[Website and app data records]
----
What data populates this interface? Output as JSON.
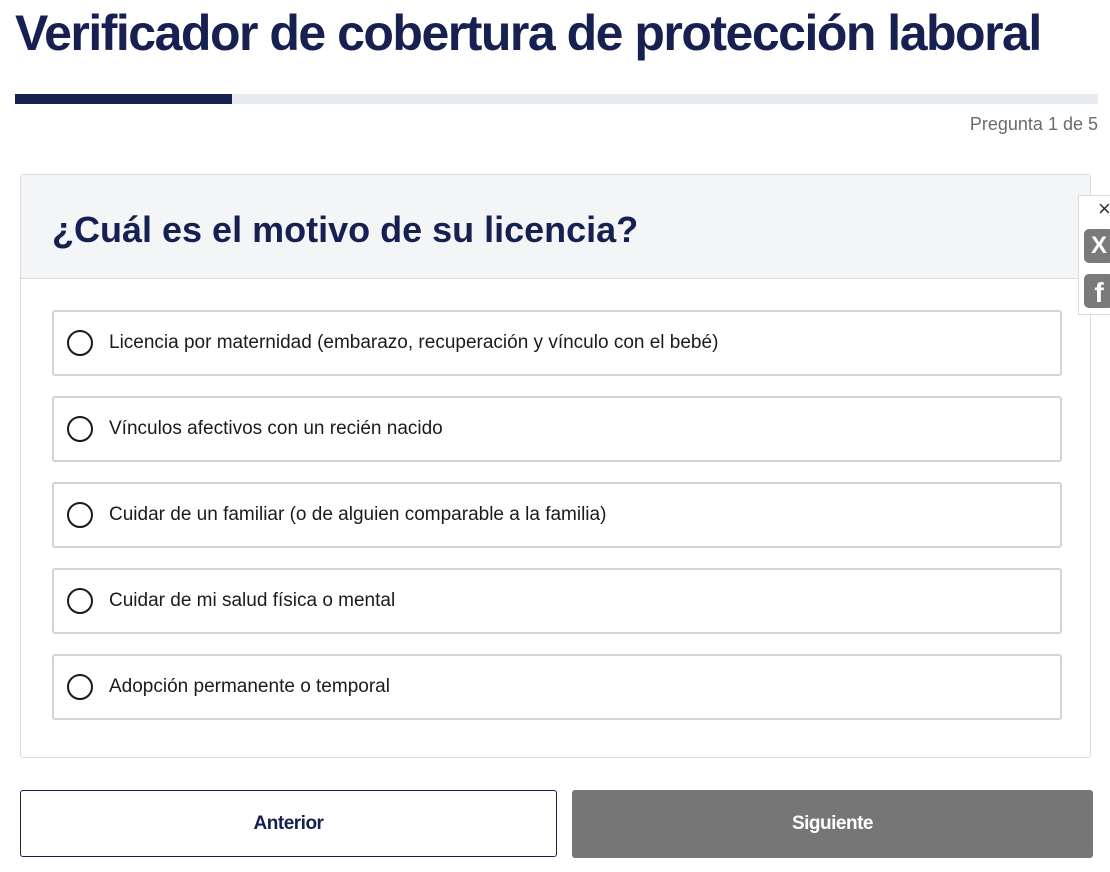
{
  "page": {
    "title": "Verificador de cobertura de protección laboral"
  },
  "progress": {
    "text": "Pregunta 1 de 5",
    "fraction": 0.2
  },
  "question": {
    "text": "¿Cuál es el motivo de su licencia?",
    "options": [
      {
        "label": "Licencia por maternidad (embarazo, recuperación y vínculo con el bebé)",
        "selected": false
      },
      {
        "label": "Vínculos afectivos con un recién nacido",
        "selected": false
      },
      {
        "label": "Cuidar de un familiar (o de alguien comparable a la familia)",
        "selected": false
      },
      {
        "label": "Cuidar de mi salud física o mental",
        "selected": false
      },
      {
        "label": "Adopción permanente o temporal",
        "selected": false
      }
    ]
  },
  "nav": {
    "prev_label": "Anterior",
    "next_label": "Siguiente"
  },
  "share": {
    "close": "×",
    "x_icon": "X",
    "facebook_icon": "f"
  },
  "colors": {
    "brand": "#162151",
    "disabled_button": "#767676",
    "progress_track": "#e7eaee"
  }
}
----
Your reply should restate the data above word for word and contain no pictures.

### Exercise solution
What data populates this interface? Output as JSON.
{
  "page": {
    "title": "Verificador de cobertura de protección laboral"
  },
  "progress": {
    "text": "Pregunta 1 de 5",
    "fraction": 0.2
  },
  "question": {
    "text": "¿Cuál es el motivo de su licencia?",
    "options": [
      {
        "label": "Licencia por maternidad (embarazo, recuperación y vínculo con el bebé)",
        "selected": false
      },
      {
        "label": "Vínculos afectivos con un recién nacido",
        "selected": false
      },
      {
        "label": "Cuidar de un familiar (o de alguien comparable a la familia)",
        "selected": false
      },
      {
        "label": "Cuidar de mi salud física o mental",
        "selected": false
      },
      {
        "label": "Adopción permanente o temporal",
        "selected": false
      }
    ]
  },
  "nav": {
    "prev_label": "Anterior",
    "next_label": "Siguiente"
  },
  "share": {
    "close": "×",
    "x_icon": "X",
    "facebook_icon": "f"
  },
  "colors": {
    "brand": "#162151",
    "disabled_button": "#767676",
    "progress_track": "#e7eaee"
  }
}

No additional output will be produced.